Start of DATA

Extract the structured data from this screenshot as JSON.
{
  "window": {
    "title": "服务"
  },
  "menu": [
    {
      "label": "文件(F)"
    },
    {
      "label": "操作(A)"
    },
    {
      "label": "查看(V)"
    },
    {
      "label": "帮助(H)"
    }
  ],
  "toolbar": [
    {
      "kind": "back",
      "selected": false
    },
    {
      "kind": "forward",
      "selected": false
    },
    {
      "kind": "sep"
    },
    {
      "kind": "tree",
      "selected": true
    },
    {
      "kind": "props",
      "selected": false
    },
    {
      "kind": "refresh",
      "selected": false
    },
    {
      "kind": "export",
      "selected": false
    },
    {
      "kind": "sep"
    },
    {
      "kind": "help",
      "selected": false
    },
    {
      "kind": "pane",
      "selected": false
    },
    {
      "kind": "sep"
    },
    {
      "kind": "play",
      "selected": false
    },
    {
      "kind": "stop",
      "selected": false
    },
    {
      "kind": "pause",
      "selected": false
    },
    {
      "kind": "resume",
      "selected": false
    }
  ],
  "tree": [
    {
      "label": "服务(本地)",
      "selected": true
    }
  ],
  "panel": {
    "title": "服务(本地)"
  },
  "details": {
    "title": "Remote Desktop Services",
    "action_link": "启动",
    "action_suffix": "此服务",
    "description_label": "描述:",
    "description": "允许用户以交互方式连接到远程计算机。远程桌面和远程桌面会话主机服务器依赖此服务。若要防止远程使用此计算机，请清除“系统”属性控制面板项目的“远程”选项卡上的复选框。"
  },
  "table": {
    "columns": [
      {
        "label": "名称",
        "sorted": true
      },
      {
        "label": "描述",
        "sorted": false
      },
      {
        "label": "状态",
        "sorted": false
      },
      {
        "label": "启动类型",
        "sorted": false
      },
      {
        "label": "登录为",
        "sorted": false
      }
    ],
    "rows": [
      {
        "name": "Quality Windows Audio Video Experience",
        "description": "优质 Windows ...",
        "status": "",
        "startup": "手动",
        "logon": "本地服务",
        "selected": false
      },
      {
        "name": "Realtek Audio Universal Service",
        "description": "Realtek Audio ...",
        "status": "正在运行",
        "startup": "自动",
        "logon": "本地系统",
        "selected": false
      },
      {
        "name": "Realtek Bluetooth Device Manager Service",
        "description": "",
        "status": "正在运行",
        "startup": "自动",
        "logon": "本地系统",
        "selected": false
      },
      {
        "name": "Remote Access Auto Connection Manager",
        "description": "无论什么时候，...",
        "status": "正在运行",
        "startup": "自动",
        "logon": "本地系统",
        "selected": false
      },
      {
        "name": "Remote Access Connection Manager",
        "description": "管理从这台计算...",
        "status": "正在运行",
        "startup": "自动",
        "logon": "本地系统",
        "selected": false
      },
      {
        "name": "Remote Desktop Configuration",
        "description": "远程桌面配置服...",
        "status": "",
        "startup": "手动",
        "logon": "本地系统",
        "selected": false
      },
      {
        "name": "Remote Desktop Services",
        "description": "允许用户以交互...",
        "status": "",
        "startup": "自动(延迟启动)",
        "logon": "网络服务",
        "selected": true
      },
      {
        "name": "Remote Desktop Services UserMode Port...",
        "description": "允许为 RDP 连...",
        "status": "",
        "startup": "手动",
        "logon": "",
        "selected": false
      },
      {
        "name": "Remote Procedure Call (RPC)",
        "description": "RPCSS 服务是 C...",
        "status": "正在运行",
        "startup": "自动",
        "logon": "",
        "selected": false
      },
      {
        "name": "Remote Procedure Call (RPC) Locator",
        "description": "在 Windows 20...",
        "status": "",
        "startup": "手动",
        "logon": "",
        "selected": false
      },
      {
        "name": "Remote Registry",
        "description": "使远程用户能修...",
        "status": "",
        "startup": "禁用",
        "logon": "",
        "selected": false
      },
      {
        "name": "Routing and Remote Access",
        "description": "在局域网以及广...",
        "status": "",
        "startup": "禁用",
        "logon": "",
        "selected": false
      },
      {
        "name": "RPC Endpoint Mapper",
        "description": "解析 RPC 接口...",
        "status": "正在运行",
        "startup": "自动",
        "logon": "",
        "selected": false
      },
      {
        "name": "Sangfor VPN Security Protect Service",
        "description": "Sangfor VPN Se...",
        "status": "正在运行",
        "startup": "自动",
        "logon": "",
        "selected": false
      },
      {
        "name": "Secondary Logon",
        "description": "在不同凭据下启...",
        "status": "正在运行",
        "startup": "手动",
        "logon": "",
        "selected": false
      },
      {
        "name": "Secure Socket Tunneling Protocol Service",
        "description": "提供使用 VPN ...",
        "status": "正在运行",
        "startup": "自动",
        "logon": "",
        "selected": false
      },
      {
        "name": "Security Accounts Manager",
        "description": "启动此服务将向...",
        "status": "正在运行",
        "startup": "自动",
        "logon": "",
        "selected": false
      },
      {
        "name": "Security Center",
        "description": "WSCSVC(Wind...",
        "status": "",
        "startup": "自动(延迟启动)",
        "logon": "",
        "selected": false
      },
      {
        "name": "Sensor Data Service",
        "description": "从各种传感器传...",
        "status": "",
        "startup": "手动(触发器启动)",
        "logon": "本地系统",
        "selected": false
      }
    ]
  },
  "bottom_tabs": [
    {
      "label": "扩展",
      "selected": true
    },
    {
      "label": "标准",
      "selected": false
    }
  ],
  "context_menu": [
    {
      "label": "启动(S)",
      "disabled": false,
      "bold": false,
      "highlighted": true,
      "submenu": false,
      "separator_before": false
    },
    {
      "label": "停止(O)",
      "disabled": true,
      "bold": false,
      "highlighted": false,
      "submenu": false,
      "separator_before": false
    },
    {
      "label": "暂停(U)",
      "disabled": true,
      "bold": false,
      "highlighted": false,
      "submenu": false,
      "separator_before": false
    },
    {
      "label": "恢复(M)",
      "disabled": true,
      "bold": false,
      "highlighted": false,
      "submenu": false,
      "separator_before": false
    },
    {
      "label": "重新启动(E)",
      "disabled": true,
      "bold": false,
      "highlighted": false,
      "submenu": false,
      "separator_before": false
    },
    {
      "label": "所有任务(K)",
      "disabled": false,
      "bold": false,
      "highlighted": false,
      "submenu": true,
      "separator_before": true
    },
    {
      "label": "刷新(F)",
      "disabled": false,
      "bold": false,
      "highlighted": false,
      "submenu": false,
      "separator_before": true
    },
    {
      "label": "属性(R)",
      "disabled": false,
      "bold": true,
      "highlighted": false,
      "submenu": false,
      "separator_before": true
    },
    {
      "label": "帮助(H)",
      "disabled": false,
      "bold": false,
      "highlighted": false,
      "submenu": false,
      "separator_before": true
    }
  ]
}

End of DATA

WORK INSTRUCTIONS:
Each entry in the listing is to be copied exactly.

RESPONSE BELOW:
Extract the structured data from this screenshot as JSON.
{
  "window": {
    "title": "服务"
  },
  "menu": [
    {
      "label": "文件(F)"
    },
    {
      "label": "操作(A)"
    },
    {
      "label": "查看(V)"
    },
    {
      "label": "帮助(H)"
    }
  ],
  "toolbar": [
    {
      "kind": "back",
      "selected": false
    },
    {
      "kind": "forward",
      "selected": false
    },
    {
      "kind": "sep"
    },
    {
      "kind": "tree",
      "selected": true
    },
    {
      "kind": "props",
      "selected": false
    },
    {
      "kind": "refresh",
      "selected": false
    },
    {
      "kind": "export",
      "selected": false
    },
    {
      "kind": "sep"
    },
    {
      "kind": "help",
      "selected": false
    },
    {
      "kind": "pane",
      "selected": false
    },
    {
      "kind": "sep"
    },
    {
      "kind": "play",
      "selected": false
    },
    {
      "kind": "stop",
      "selected": false
    },
    {
      "kind": "pause",
      "selected": false
    },
    {
      "kind": "resume",
      "selected": false
    }
  ],
  "tree": [
    {
      "label": "服务(本地)",
      "selected": true
    }
  ],
  "panel": {
    "title": "服务(本地)"
  },
  "details": {
    "title": "Remote Desktop Services",
    "action_link": "启动",
    "action_suffix": "此服务",
    "description_label": "描述:",
    "description": "允许用户以交互方式连接到远程计算机。远程桌面和远程桌面会话主机服务器依赖此服务。若要防止远程使用此计算机，请清除“系统”属性控制面板项目的“远程”选项卡上的复选框。"
  },
  "table": {
    "columns": [
      {
        "label": "名称",
        "sorted": true
      },
      {
        "label": "描述",
        "sorted": false
      },
      {
        "label": "状态",
        "sorted": false
      },
      {
        "label": "启动类型",
        "sorted": false
      },
      {
        "label": "登录为",
        "sorted": false
      }
    ],
    "rows": [
      {
        "name": "Quality Windows Audio Video Experience",
        "description": "优质 Windows ...",
        "status": "",
        "startup": "手动",
        "logon": "本地服务",
        "selected": false
      },
      {
        "name": "Realtek Audio Universal Service",
        "description": "Realtek Audio ...",
        "status": "正在运行",
        "startup": "自动",
        "logon": "本地系统",
        "selected": false
      },
      {
        "name": "Realtek Bluetooth Device Manager Service",
        "description": "",
        "status": "正在运行",
        "startup": "自动",
        "logon": "本地系统",
        "selected": false
      },
      {
        "name": "Remote Access Auto Connection Manager",
        "description": "无论什么时候，...",
        "status": "正在运行",
        "startup": "自动",
        "logon": "本地系统",
        "selected": false
      },
      {
        "name": "Remote Access Connection Manager",
        "description": "管理从这台计算...",
        "status": "正在运行",
        "startup": "自动",
        "logon": "本地系统",
        "selected": false
      },
      {
        "name": "Remote Desktop Configuration",
        "description": "远程桌面配置服...",
        "status": "",
        "startup": "手动",
        "logon": "本地系统",
        "selected": false
      },
      {
        "name": "Remote Desktop Services",
        "description": "允许用户以交互...",
        "status": "",
        "startup": "自动(延迟启动)",
        "logon": "网络服务",
        "selected": true
      },
      {
        "name": "Remote Desktop Services UserMode Port...",
        "description": "允许为 RDP 连...",
        "status": "",
        "startup": "手动",
        "logon": "",
        "selected": false
      },
      {
        "name": "Remote Procedure Call (RPC)",
        "description": "RPCSS 服务是 C...",
        "status": "正在运行",
        "startup": "自动",
        "logon": "",
        "selected": false
      },
      {
        "name": "Remote Procedure Call (RPC) Locator",
        "description": "在 Windows 20...",
        "status": "",
        "startup": "手动",
        "logon": "",
        "selected": false
      },
      {
        "name": "Remote Registry",
        "description": "使远程用户能修...",
        "status": "",
        "startup": "禁用",
        "logon": "",
        "selected": false
      },
      {
        "name": "Routing and Remote Access",
        "description": "在局域网以及广...",
        "status": "",
        "startup": "禁用",
        "logon": "",
        "selected": false
      },
      {
        "name": "RPC Endpoint Mapper",
        "description": "解析 RPC 接口...",
        "status": "正在运行",
        "startup": "自动",
        "logon": "",
        "selected": false
      },
      {
        "name": "Sangfor VPN Security Protect Service",
        "description": "Sangfor VPN Se...",
        "status": "正在运行",
        "startup": "自动",
        "logon": "",
        "selected": false
      },
      {
        "name": "Secondary Logon",
        "description": "在不同凭据下启...",
        "status": "正在运行",
        "startup": "手动",
        "logon": "",
        "selected": false
      },
      {
        "name": "Secure Socket Tunneling Protocol Service",
        "description": "提供使用 VPN ...",
        "status": "正在运行",
        "startup": "自动",
        "logon": "",
        "selected": false
      },
      {
        "name": "Security Accounts Manager",
        "description": "启动此服务将向...",
        "status": "正在运行",
        "startup": "自动",
        "logon": "",
        "selected": false
      },
      {
        "name": "Security Center",
        "description": "WSCSVC(Wind...",
        "status": "",
        "startup": "自动(延迟启动)",
        "logon": "",
        "selected": false
      },
      {
        "name": "Sensor Data Service",
        "description": "从各种传感器传...",
        "status": "",
        "startup": "手动(触发器启动)",
        "logon": "本地系统",
        "selected": false
      }
    ]
  },
  "bottom_tabs": [
    {
      "label": "扩展",
      "selected": true
    },
    {
      "label": "标准",
      "selected": false
    }
  ],
  "context_menu": [
    {
      "label": "启动(S)",
      "disabled": false,
      "bold": false,
      "highlighted": true,
      "submenu": false,
      "separator_before": false
    },
    {
      "label": "停止(O)",
      "disabled": true,
      "bold": false,
      "highlighted": false,
      "submenu": false,
      "separator_before": false
    },
    {
      "label": "暂停(U)",
      "disabled": true,
      "bold": false,
      "highlighted": false,
      "submenu": false,
      "separator_before": false
    },
    {
      "label": "恢复(M)",
      "disabled": true,
      "bold": false,
      "highlighted": false,
      "submenu": false,
      "separator_before": false
    },
    {
      "label": "重新启动(E)",
      "disabled": true,
      "bold": false,
      "highlighted": false,
      "submenu": false,
      "separator_before": false
    },
    {
      "label": "所有任务(K)",
      "disabled": false,
      "bold": false,
      "highlighted": false,
      "submenu": true,
      "separator_before": true
    },
    {
      "label": "刷新(F)",
      "disabled": false,
      "bold": false,
      "highlighted": false,
      "submenu": false,
      "separator_before": true
    },
    {
      "label": "属性(R)",
      "disabled": false,
      "bold": true,
      "highlighted": false,
      "submenu": false,
      "separator_before": true
    },
    {
      "label": "帮助(H)",
      "disabled": false,
      "bold": false,
      "highlighted": false,
      "submenu": false,
      "separator_before": true
    }
  ]
}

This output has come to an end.